Start was nice and easy. One of Orchard’s creators Bertrand Le Roy created his own blog on top of Orchard, and blogged about the experience. There was a nice overly simplistic theme, that looked just what I was after. After some hours (days?) I had a blog running on Orchard and hosted on DiscountAsp.

Performance

A the beginning performance was a problem: as everything in Orchard was based on dynamic compilation, app restart was extremely slow. Things got better along the releases, but even the latest versions were not as fast as I would have liked. I think speed is one of the key factors in web usability, and therefore any times over one second are too long to have everything rendered on monitor (or mobile phone) glass.

Customization

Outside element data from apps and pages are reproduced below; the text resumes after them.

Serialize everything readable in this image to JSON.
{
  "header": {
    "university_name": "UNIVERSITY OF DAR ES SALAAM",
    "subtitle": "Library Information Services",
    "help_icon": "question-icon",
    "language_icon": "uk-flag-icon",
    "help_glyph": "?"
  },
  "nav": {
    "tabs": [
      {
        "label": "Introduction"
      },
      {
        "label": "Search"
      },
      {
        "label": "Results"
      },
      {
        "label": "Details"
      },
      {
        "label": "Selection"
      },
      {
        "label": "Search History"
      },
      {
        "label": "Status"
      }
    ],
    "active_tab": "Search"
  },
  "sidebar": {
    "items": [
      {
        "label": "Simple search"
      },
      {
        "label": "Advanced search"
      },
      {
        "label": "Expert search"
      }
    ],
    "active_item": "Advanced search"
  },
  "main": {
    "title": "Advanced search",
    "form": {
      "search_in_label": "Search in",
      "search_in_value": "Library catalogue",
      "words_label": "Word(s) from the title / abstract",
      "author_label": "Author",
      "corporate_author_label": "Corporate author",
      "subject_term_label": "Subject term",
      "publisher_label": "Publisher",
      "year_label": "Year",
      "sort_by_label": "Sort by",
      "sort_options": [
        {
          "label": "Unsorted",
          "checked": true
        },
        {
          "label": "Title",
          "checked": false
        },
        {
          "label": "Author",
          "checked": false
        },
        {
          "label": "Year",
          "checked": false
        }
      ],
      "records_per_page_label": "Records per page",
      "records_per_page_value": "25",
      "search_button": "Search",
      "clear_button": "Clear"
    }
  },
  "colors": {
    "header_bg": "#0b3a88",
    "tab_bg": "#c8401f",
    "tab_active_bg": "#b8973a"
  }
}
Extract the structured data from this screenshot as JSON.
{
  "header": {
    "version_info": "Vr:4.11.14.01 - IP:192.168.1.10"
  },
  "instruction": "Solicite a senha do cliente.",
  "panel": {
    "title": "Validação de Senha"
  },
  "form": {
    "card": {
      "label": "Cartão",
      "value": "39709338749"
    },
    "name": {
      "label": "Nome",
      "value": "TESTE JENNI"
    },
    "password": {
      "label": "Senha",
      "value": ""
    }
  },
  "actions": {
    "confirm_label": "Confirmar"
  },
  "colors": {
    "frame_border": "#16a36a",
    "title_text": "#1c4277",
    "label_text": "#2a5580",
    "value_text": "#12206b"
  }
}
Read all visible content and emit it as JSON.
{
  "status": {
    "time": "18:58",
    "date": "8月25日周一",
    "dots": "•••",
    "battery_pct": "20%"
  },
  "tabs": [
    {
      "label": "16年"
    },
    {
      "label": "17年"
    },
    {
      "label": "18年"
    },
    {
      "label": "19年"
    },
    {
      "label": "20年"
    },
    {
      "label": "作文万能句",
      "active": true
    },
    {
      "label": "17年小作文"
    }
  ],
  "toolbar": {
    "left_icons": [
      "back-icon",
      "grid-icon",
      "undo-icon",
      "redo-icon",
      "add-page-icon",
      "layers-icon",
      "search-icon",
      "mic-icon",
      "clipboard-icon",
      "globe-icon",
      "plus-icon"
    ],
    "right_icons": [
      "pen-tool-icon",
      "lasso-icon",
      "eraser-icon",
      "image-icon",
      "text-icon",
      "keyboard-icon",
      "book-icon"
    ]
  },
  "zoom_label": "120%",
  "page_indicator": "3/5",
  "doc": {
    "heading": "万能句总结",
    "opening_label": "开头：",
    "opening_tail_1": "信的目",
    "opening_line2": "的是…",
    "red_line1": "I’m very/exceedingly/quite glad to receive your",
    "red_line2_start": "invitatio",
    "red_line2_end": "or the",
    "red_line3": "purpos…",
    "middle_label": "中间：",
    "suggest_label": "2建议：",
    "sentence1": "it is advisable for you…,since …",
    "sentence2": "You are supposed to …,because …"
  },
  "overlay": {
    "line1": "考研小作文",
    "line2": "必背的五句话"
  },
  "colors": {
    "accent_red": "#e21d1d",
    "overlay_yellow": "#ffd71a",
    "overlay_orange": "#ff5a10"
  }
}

Orchard is very, very flexible. So flexible, that learning curve is way too steep. I managed to make customizations and my own theme, but I never fully understood the development model. Luckily you could get pretty far with plugins and customization with the management console.

Upgadeability

This is where it all fell apart: I used almost all versions up to 1.7, and every time I upgraded it was pain. I never knew beforehand if the update would take an hour or three. One of my other sites I never got past one version as it failed with so mysterious errors that I was not able to find the reason. Still I needed to upgrade, as there were security fixes and performance fixes that I really needed. Maybe if I had gotten aboard later, the negative association of the upgrade would not have grown so big.

This is not to say, that Orchard is a poor project; it definitely rocks if you take the time to learn it. Still, it is not a simple blogging platform, but a full blown CMS.

I needed a platform change, and I’ll next blog about that.

A while ago I blogged about a recurring problem in my laptop: event log was filling with Software protection service scheduling errors, and the fix was to change one system folder’s permissions. I ended up re-installing my laptop from scratch (to Windows 8.1), and again after I joined the machine to our company domain and installed Symantec Endpoint Protection the problem re-appeared. I still do not know which - domain or SEP or both together - is the root cause, but as the problem emerged over and over again, I gave up and automatized the change. I created one batch file:

ECHO OFF
ECHO Fixing Software protection service scheduling ACL problem.
icacls %systemroot%\System32\Tasks\Microsoft\Windows\SoftwareProtectionPlatform /grant "NETWORK SERVICE":(OI)(CI)F

…and scheduled this file with admin permissions to run semi-frequently (one could also add an event log trigger to this one event). Problem solved (for now).